Items from an interface collection:
▼
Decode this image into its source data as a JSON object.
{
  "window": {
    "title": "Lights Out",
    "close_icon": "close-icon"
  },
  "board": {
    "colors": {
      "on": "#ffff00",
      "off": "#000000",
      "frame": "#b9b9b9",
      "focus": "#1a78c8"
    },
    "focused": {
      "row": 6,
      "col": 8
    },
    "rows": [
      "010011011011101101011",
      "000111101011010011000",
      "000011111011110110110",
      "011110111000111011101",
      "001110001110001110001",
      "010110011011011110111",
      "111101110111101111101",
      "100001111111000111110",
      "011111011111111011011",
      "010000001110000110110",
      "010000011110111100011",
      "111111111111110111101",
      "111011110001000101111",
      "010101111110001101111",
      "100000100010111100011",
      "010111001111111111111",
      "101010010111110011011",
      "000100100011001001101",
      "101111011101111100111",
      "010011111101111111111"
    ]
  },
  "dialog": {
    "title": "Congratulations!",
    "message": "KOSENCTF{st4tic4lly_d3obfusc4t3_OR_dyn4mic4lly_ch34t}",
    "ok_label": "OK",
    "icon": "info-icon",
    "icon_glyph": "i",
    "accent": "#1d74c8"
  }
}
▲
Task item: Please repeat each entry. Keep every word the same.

Result of this exercise:
Decode this image into its source data as a JSON object.
{
  "window": {
    "title": "Lights Out",
    "close_icon": "close-icon"
  },
  "board": {
    "colors": {
      "on": "#ffff00",
      "off": "#000000",
      "frame": "#b9b9b9",
      "focus": "#1a78c8"
    },
    "focused": {
      "row": 6,
      "col": 8
    },
    "rows": [
      "010011011011101101011",
      "000111101011010011000",
      "000011111011110110110",
      "011110111000111011101",
      "001110001110001110001",
      "010110011011011110111",
      "111101110111101111101",
      "100001111111000111110",
      "011111011111111011011",
      "010000001110000110110",
      "010000011110111100011",
      "111111111111110111101",
      "111011110001000101111",
      "010101111110001101111",
      "100000100010111100011",
      "010111001111111111111",
      "101010010111110011011",
      "000100100011001001101",
      "101111011101111100111",
      "010011111101111111111"
    ]
  },
  "dialog": {
    "title": "Congratulations!",
    "message": "KOSENCTF{st4tic4lly_d3obfusc4t3_OR_dyn4mic4lly_ch34t}",
    "ok_label": "OK",
    "icon": "info-icon",
    "icon_glyph": "i",
    "accent": "#1d74c8"
  }
}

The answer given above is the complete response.